Taken to UC Medical Center, Fernandes eventually underwent open heart surgery, a coronary artery bypass graft with a mitral valve repair courtesy of cardiac surgeon Dr. Louis B. Louis IV, along with cardiologists, nurses, respiratory therapists and others at UC Health’s Cardiovascular Intensive Care Unit.
He spent nearly three weeks in the hospital recovering before being released.
Had Fernandes not received bystander CPR, along with AED, his brain would not have received the oxygen needed, and he wouldn’t have survived, UC Health said. A staggering 90% of people who experience an out-of-hospital cardiac arrest die before they make it to the hospital, according to the American Heart Association. But with CPR, the chance of survival for out-of-hospital cardiac arrest can double or triple.
“I’m thankful to be here,” Fernandes said. “I’m thankful I’m alive.”
Fernandes, who continues to recover at his Miamisburg home with his wife, Pat, said he remains grateful to Mills for his quick-thinking action to revive him.
“When I recover, I want to take some time and go visit him,” he said. “I’m just super gratified that he was continuing his education and job training in that (medical) area and knew what to do right away. He saved my life.”

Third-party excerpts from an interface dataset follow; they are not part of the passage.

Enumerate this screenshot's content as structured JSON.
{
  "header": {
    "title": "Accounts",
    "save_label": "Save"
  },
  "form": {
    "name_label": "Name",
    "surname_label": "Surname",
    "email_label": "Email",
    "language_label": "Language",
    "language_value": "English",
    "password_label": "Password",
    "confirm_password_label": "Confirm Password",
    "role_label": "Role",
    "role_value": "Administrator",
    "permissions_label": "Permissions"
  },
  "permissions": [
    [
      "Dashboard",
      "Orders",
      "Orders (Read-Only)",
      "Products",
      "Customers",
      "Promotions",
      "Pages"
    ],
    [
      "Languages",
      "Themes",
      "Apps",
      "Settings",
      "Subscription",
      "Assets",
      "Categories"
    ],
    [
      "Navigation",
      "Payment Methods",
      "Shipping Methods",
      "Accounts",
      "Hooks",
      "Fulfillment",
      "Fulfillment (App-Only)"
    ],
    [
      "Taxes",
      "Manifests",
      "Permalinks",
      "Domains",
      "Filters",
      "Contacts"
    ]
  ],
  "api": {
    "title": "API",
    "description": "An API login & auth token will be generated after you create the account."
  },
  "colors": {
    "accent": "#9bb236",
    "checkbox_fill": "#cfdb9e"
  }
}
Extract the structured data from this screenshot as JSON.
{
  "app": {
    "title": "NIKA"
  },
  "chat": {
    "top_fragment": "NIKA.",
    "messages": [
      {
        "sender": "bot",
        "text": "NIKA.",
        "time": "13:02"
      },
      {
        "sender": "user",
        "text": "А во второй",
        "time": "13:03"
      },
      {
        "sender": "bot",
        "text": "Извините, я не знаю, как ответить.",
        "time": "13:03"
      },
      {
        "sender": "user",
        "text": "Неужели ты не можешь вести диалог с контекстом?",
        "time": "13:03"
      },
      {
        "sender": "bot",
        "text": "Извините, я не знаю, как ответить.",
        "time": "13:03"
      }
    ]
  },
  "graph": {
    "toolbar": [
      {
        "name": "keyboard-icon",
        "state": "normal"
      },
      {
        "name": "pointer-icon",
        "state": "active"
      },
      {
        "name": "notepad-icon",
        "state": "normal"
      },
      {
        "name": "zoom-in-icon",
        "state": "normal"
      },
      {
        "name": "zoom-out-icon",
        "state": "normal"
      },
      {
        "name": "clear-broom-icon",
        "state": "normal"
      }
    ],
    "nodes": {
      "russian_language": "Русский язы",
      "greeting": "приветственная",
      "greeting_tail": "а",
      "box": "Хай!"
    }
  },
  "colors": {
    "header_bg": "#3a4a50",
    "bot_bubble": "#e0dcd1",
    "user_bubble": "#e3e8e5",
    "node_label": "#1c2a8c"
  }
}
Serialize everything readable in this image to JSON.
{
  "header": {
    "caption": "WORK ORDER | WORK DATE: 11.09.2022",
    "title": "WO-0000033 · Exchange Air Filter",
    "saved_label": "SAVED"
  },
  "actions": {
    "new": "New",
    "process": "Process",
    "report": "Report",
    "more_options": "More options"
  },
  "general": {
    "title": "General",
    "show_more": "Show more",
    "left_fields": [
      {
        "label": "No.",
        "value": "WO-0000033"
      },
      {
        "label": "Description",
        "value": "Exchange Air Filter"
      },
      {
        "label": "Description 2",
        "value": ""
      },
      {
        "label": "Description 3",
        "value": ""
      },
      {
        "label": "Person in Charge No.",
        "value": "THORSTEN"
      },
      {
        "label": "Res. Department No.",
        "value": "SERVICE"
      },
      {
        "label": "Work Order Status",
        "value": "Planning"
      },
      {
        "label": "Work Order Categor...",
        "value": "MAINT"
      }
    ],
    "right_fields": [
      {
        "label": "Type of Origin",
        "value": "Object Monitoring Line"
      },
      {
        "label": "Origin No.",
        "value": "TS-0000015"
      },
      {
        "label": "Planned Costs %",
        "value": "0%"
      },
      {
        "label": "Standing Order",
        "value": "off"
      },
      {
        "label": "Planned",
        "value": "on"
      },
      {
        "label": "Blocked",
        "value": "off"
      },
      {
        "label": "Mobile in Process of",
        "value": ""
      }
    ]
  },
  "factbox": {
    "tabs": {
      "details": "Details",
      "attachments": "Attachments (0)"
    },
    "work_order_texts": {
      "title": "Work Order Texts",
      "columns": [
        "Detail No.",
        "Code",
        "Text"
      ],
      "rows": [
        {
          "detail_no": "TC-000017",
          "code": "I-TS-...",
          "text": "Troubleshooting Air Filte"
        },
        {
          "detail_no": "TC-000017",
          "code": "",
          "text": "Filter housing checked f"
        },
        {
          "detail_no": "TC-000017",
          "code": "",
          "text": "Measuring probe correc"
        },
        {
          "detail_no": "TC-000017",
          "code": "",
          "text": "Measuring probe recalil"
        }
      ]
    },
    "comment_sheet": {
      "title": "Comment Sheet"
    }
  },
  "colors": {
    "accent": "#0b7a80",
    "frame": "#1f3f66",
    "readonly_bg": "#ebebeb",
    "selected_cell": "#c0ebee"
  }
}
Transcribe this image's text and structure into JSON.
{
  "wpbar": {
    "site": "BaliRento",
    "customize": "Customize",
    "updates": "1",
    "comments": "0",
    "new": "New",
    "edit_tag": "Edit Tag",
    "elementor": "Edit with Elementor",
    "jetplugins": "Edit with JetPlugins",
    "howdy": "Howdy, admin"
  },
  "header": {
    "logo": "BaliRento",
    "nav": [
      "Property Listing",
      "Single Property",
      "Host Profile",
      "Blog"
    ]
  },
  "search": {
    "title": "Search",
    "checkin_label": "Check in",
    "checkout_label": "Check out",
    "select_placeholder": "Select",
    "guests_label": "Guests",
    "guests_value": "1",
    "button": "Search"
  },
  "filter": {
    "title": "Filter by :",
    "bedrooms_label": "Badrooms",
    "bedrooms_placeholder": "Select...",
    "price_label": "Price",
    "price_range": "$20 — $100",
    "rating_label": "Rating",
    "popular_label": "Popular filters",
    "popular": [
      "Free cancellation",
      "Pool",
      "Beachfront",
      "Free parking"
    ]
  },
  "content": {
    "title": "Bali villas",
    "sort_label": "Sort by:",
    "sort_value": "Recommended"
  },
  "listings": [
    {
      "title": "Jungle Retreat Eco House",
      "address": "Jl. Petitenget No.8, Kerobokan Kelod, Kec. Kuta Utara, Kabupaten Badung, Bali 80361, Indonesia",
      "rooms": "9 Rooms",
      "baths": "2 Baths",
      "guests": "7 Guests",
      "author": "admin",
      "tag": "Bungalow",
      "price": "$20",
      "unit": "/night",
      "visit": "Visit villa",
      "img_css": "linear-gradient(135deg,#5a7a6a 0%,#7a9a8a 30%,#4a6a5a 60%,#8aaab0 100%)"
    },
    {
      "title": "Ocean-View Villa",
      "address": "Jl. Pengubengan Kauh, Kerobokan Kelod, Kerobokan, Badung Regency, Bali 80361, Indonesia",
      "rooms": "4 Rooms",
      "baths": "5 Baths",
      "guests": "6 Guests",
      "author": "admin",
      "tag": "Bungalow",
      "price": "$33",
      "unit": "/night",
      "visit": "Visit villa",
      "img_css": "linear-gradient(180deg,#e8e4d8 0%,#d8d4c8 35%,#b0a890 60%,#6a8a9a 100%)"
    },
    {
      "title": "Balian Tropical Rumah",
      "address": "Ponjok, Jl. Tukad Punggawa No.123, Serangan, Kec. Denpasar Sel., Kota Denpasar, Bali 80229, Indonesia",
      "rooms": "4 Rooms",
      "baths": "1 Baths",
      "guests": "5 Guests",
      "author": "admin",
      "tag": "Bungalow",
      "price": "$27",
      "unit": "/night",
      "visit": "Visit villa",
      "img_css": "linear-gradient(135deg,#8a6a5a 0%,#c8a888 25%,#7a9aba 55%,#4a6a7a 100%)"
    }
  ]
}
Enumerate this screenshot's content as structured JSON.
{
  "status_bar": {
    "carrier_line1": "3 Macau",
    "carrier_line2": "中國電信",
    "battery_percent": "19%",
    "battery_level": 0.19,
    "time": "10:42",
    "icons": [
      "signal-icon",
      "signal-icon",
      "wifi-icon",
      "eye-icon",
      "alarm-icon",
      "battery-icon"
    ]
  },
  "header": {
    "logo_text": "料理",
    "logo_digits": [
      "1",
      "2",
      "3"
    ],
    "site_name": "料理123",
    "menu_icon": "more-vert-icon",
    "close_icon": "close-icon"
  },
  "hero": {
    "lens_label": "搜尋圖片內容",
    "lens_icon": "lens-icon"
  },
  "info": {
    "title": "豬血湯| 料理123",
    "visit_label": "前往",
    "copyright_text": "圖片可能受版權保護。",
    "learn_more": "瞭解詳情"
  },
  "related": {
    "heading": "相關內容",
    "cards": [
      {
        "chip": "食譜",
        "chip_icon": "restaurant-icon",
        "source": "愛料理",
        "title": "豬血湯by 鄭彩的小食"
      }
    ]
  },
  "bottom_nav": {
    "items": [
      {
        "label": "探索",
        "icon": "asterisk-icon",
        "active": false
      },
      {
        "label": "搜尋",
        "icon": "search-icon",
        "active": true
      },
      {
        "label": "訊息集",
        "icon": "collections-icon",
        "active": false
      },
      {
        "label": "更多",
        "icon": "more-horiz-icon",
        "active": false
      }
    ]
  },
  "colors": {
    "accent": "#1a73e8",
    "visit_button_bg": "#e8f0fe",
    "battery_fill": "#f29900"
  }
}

He’s also extremely thankful to the staff of UC Health for their swift actions to repair and save his heart and to care so well for him afterward.
“You just can’t get to a better place,” Fernandes said. “They were great.”